[Records from a collection]
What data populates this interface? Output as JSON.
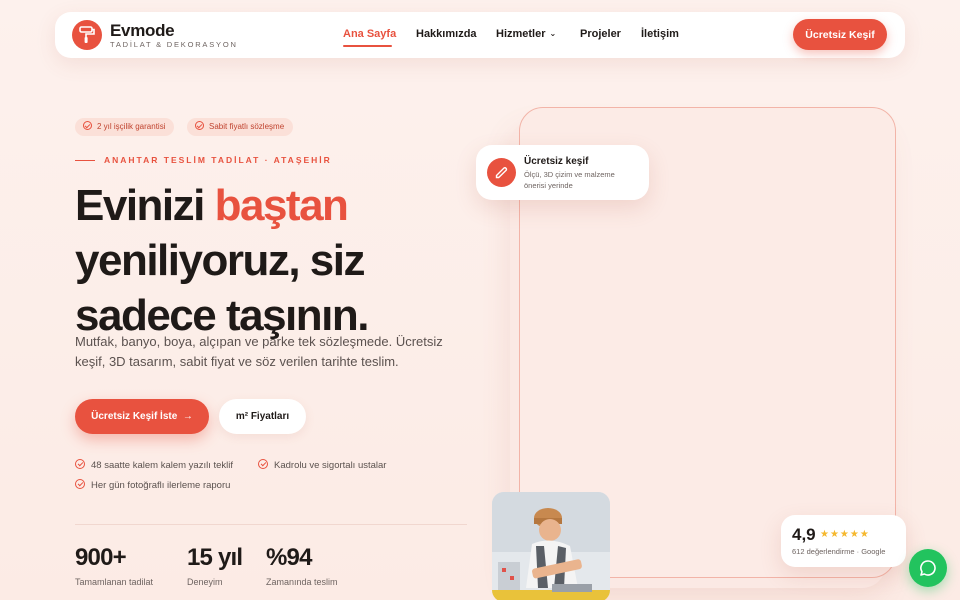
{
  "brand": {
    "name": "Evmode",
    "tagline": "TADİLAT & DEKORASYON"
  },
  "nav": {
    "items": [
      {
        "label": "Ana Sayfa"
      },
      {
        "label": "Hakkımızda"
      },
      {
        "label": "Hizmetler"
      },
      {
        "label": "Projeler"
      },
      {
        "label": "İletişim"
      }
    ],
    "cta": "Ücretsiz Keşif"
  },
  "hero": {
    "badges": [
      "2 yıl işçilik garantisi",
      "Sabit fiyatlı sözleşme"
    ],
    "eyebrow": "ANAHTAR TESLİM TADİLAT · ATAŞEHİR",
    "title_part1": "Evinizi ",
    "title_accent": "baştan",
    "title_part2": "yeniliyoruz, siz",
    "title_part3": "sadece taşının.",
    "lead": "Mutfak, banyo, boya, alçıpan ve parke tek sözleşmede. Ücretsiz keşif, 3D tasarım, sabit fiyat ve söz verilen tarihte teslim.",
    "primary_cta": "Ücretsiz Keşif İste",
    "secondary_cta": "m² Fiyatları",
    "checks": [
      "48 saatte kalem kalem yazılı teklif",
      "Kadrolu ve sigortalı ustalar",
      "Her gün fotoğraflı ilerleme raporu"
    ],
    "stats": [
      {
        "value": "900+",
        "label": "Tamamlanan tadilat"
      },
      {
        "value": "15 yıl",
        "label": "Deneyim"
      },
      {
        "value": "%94",
        "label": "Zamanında teslim"
      }
    ]
  },
  "float_card": {
    "title": "Ücretsiz keşif",
    "subtitle": "Ölçü, 3D çizim ve malzeme önerisi yerinde"
  },
  "rating": {
    "score": "4,9",
    "stars": "★★★★★",
    "subtitle": "612 değerlendirme · Google"
  },
  "colors": {
    "accent": "#e8523f",
    "background": "#fdeee9",
    "star": "#f5b82e",
    "chat": "#22c35e"
  },
  "icons": {
    "logo": "paint-roller-icon",
    "float": "pen-ruler-icon",
    "chat": "chat-bubble-icon"
  }
}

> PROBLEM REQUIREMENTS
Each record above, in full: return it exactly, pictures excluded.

> ANSWER BOX
What data populates this interface? Output as JSON.
{
  "brand": {
    "name": "Evmode",
    "tagline": "TADİLAT & DEKORASYON"
  },
  "nav": {
    "items": [
      {
        "label": "Ana Sayfa"
      },
      {
        "label": "Hakkımızda"
      },
      {
        "label": "Hizmetler"
      },
      {
        "label": "Projeler"
      },
      {
        "label": "İletişim"
      }
    ],
    "cta": "Ücretsiz Keşif"
  },
  "hero": {
    "badges": [
      "2 yıl işçilik garantisi",
      "Sabit fiyatlı sözleşme"
    ],
    "eyebrow": "ANAHTAR TESLİM TADİLAT · ATAŞEHİR",
    "title_part1": "Evinizi ",
    "title_accent": "baştan",
    "title_part2": "yeniliyoruz, siz",
    "title_part3": "sadece taşının.",
    "lead": "Mutfak, banyo, boya, alçıpan ve parke tek sözleşmede. Ücretsiz keşif, 3D tasarım, sabit fiyat ve söz verilen tarihte teslim.",
    "primary_cta": "Ücretsiz Keşif İste",
    "secondary_cta": "m² Fiyatları",
    "checks": [
      "48 saatte kalem kalem yazılı teklif",
      "Kadrolu ve sigortalı ustalar",
      "Her gün fotoğraflı ilerleme raporu"
    ],
    "stats": [
      {
        "value": "900+",
        "label": "Tamamlanan tadilat"
      },
      {
        "value": "15 yıl",
        "label": "Deneyim"
      },
      {
        "value": "%94",
        "label": "Zamanında teslim"
      }
    ]
  },
  "float_card": {
    "title": "Ücretsiz keşif",
    "subtitle": "Ölçü, 3D çizim ve malzeme önerisi yerinde"
  },
  "rating": {
    "score": "4,9",
    "stars": "★★★★★",
    "subtitle": "612 değerlendirme · Google"
  },
  "colors": {
    "accent": "#e8523f",
    "background": "#fdeee9",
    "star": "#f5b82e",
    "chat": "#22c35e"
  },
  "icons": {
    "logo": "paint-roller-icon",
    "float": "pen-ruler-icon",
    "chat": "chat-bubble-icon"
  }
}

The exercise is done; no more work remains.